BRIEF: Only lines holding "value" are needed; copy each of them from the data below.

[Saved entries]

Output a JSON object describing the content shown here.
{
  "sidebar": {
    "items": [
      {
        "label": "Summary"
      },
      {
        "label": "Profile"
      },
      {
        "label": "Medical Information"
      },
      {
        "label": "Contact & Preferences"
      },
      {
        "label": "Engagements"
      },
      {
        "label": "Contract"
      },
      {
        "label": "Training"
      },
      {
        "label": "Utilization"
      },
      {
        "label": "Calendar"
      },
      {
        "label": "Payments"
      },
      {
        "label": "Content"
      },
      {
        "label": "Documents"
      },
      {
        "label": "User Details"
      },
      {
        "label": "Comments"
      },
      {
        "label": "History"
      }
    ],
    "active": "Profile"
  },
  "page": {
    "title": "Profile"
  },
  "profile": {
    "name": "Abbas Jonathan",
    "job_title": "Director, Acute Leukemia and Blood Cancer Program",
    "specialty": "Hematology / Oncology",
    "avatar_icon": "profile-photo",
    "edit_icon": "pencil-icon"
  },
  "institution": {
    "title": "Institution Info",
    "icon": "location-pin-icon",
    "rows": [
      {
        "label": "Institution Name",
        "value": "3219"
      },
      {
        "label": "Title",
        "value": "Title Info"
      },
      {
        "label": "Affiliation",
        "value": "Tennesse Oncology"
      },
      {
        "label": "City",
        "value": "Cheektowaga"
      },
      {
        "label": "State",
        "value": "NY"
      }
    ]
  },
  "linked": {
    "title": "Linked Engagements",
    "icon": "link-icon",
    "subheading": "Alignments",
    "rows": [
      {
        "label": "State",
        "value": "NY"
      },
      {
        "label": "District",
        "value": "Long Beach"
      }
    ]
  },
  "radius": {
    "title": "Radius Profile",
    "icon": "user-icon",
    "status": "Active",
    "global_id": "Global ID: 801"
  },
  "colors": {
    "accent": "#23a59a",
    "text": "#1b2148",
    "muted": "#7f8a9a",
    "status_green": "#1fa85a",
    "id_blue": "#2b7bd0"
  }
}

TASK ANSWER:
        "value": "3219"
        "value": "Title Info"
        "value": "Tennesse Oncology"
        "value": "Cheektowaga"
        "value": "NY"
        "value": "NY"
        "value": "Long Beach"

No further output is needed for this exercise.